If you were at-fault for the accident, or if the fault is disputed, then there should be no reason to contact the other driver’s insurance company. In these situations, you contact your own insurance company, and any future negotiations about compensation will take place between the insurance companies.
What Happens If the Other Driver Was Uninsured?
Which insurance company do you contact if the other driver does not have insurance?
In this situation, you should always call your own insurance company. Your insurance company should cover 100% of your costs (minus your deductible). Your insurance company treats the situation similar to a hit and run.
If the other driver does not have insurance, then you can also file a civil suit against the other driver, allowing you to seize the drivers’ assets to cover any expenses incurred as the result of the other driver’s actions.
No-Fault States and Accident Reporting
12 states in America are no-fault states, where all accidents are automatically no-fault. In no-fault states, both drivers have to call their insurance companies if they want to file a claim.
No-fault states include all of the following: Florida, Hawaii, Kansas, Kentucky, Massachusetts, Michigan, Minnesota, New Jersey, New York, North Dakota, Pennsylvania, and Utah.
In most situations, you file an insurance claim with the insurance company of the at-fault driver. If you caused the accident, then you contact your own insurance company to report the accident. If the other driver caused the accident, then the other driver contacts his or her own insurance company to report the accident.
In certain situations, both drivers should contact their own insurance companies. If you live in one of the 12 no-fault states, for example, then both drivers need to contact their own insurance companies to make a claim – even when not-at-fault. Both drivers should also contact their own insurers if the fault is disputed.
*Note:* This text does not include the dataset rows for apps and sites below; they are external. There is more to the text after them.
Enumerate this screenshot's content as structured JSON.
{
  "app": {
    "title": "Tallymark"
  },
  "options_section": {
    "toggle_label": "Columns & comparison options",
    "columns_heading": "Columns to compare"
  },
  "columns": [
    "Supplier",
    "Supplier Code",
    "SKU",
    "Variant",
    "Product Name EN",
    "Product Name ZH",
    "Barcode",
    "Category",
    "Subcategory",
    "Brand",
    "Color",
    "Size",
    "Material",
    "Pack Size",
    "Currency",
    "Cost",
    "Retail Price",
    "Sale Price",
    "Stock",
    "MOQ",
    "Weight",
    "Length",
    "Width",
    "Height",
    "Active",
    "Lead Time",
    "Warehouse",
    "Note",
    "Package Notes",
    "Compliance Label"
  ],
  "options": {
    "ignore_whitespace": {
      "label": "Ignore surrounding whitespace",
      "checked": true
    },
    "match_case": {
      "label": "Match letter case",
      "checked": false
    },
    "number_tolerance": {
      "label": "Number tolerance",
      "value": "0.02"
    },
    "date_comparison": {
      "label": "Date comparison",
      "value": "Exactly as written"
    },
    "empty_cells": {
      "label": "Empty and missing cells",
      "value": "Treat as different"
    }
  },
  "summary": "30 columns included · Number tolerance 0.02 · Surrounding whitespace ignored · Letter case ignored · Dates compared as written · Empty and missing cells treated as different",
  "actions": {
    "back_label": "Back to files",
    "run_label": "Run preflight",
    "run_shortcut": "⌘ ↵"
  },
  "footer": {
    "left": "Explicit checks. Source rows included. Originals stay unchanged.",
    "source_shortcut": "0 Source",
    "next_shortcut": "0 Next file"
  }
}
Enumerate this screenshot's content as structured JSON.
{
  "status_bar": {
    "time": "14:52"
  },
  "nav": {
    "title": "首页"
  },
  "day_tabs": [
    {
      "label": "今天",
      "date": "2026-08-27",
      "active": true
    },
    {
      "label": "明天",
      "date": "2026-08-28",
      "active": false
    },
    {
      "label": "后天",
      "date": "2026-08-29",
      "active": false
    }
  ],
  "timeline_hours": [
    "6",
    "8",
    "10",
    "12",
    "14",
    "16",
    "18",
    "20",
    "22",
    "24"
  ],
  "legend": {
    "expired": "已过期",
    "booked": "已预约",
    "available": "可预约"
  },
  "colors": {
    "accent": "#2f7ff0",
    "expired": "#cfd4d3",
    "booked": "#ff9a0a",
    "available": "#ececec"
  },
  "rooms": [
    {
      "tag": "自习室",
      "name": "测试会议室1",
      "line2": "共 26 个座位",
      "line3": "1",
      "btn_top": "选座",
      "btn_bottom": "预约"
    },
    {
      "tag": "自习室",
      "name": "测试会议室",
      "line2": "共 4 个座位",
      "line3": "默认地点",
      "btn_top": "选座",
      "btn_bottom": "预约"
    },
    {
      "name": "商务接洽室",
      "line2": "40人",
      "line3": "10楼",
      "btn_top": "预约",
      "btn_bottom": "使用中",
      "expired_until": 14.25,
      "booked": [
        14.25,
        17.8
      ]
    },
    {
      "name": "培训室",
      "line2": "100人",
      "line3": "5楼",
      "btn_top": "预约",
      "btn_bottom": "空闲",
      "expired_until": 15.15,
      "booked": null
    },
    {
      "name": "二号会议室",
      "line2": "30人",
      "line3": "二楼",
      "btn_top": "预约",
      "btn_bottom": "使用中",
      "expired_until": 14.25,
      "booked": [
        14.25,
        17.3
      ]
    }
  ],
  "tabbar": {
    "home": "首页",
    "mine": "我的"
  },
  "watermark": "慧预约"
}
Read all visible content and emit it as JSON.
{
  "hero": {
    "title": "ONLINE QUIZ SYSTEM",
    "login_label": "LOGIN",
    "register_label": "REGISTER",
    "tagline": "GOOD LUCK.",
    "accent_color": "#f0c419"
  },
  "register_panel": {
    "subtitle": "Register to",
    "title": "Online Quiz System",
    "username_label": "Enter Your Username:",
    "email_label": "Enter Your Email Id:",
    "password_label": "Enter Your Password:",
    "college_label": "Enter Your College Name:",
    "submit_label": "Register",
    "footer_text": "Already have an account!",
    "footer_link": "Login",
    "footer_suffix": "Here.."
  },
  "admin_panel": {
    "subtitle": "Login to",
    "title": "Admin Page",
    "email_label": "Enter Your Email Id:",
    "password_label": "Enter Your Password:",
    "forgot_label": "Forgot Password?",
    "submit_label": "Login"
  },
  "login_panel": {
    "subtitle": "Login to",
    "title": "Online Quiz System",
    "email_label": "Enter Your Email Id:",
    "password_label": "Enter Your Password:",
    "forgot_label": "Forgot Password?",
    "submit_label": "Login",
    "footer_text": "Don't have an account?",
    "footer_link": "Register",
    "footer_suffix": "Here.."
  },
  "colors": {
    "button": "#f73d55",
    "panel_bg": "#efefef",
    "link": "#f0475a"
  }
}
Consider contacting the other driver’s insurance company to verify the other driver has started a claim. The at-fault driver may be hesitant to report the claim.